Dataset items
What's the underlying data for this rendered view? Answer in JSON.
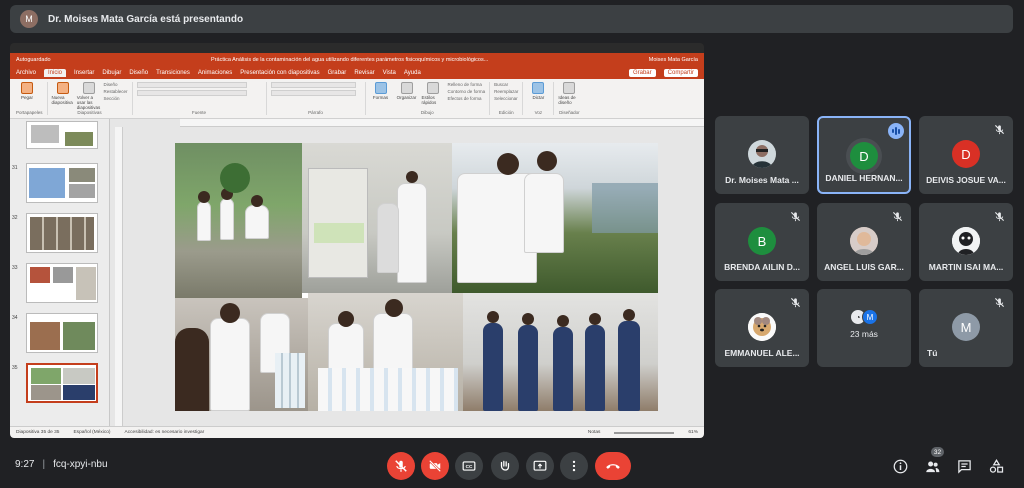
{
  "presenter": {
    "title": "Dr. Moises Mata García está presentando",
    "initials": "M"
  },
  "ppt": {
    "autosave": "Autoguardado",
    "window_title": "Práctica Análisis de la contaminación del agua utilizando diferentes parámetros fisicoquímicos y microbiológicos...",
    "user": "Moises Mata García",
    "tabs": [
      "Archivo",
      "Inicio",
      "Insertar",
      "Dibujar",
      "Diseño",
      "Transiciones",
      "Animaciones",
      "Presentación con diapositivas",
      "Grabar",
      "Revisar",
      "Vista",
      "Ayuda"
    ],
    "record_label": "Grabar",
    "share_label": "Compartir",
    "ribbon": {
      "paste": "Pegar",
      "new_slide": "Nueva diapositiva",
      "reuse": "Volver a usar las diapositivas",
      "layout": "Diseño",
      "reset": "Restablecer",
      "section": "Sección",
      "shapes": "Formas",
      "arrange": "Organizar",
      "quick_styles": "Estilos rápidos",
      "find": "Buscar",
      "replace": "Reemplazar",
      "select": "Seleccionar",
      "dictate": "Dictar",
      "designer": "Ideas de diseño",
      "g_clipboard": "Portapapeles",
      "g_slides": "Diapositivas",
      "g_font": "Fuente",
      "g_paragraph": "Párrafo",
      "g_drawing": "Dibujo",
      "g_editing": "Edición",
      "g_voice": "Voz",
      "g_designer": "Diseñador",
      "fill": "Relleno de forma",
      "outline": "Contorno de forma",
      "effects": "Efectos de forma"
    },
    "thumb_numbers": [
      "31",
      "32",
      "33",
      "34",
      "35"
    ],
    "status": {
      "slide": "Diapositiva 35 de 35",
      "language": "Español (México)",
      "accessibility": "Accesibilidad: es necesario investigar",
      "notes": "Notas",
      "zoom": "61%"
    }
  },
  "participants": [
    {
      "name": "Dr. Moises Mata ...",
      "initial": "",
      "color": "#5f6368",
      "photo": true
    },
    {
      "name": "DANIEL HERNAN...",
      "initial": "D",
      "color": "#1e8e3e",
      "speaking": true
    },
    {
      "name": "DEIVIS JOSUE VA...",
      "initial": "D",
      "color": "#d93025",
      "muted": true
    },
    {
      "name": "BRENDA AILIN D...",
      "initial": "B",
      "color": "#1e8e3e",
      "muted": true
    },
    {
      "name": "ANGEL LUIS GAR...",
      "initial": "",
      "color": "#b0a08e",
      "photo": true,
      "muted": true
    },
    {
      "name": "MARTIN ISAI MA...",
      "initial": "",
      "color": "#e8eaed",
      "photo": true,
      "muted": true
    },
    {
      "name": "EMMANUEL ALE...",
      "initial": "",
      "color": "#f5f0e6",
      "photo": true,
      "muted": true
    },
    {
      "name": "23 más",
      "initial": "M",
      "color": "#1a73e8",
      "more": true
    },
    {
      "name": "Tú",
      "initial": "M",
      "color": "#8e9aa7",
      "muted": true
    }
  ],
  "meeting": {
    "time": "9:27",
    "separator": "|",
    "code": "fcq-xpyi-nbu",
    "people_count": "32"
  },
  "controls": [
    "mic-off",
    "camera-off",
    "captions",
    "raise-hand",
    "present",
    "more-options",
    "leave-call"
  ],
  "colors": {
    "ppt_accent": "#c43e1c",
    "danger": "#ea4335",
    "tile_bg": "#3c4043",
    "speaking": "#8ab4f8"
  }
}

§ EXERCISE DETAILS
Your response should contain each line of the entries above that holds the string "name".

§ RESPONSE TO THIS EXERCISE
      "name": "Dr. Moises Mata ...",
      "name": "DANIEL HERNAN...",
      "name": "DEIVIS JOSUE VA...",
      "name": "BRENDA AILIN D...",
      "name": "ANGEL LUIS GAR...",
      "name": "MARTIN ISAI MA...",
      "name": "EMMANUEL ALE...",
      "name": "23 más",
      "name": "Tú",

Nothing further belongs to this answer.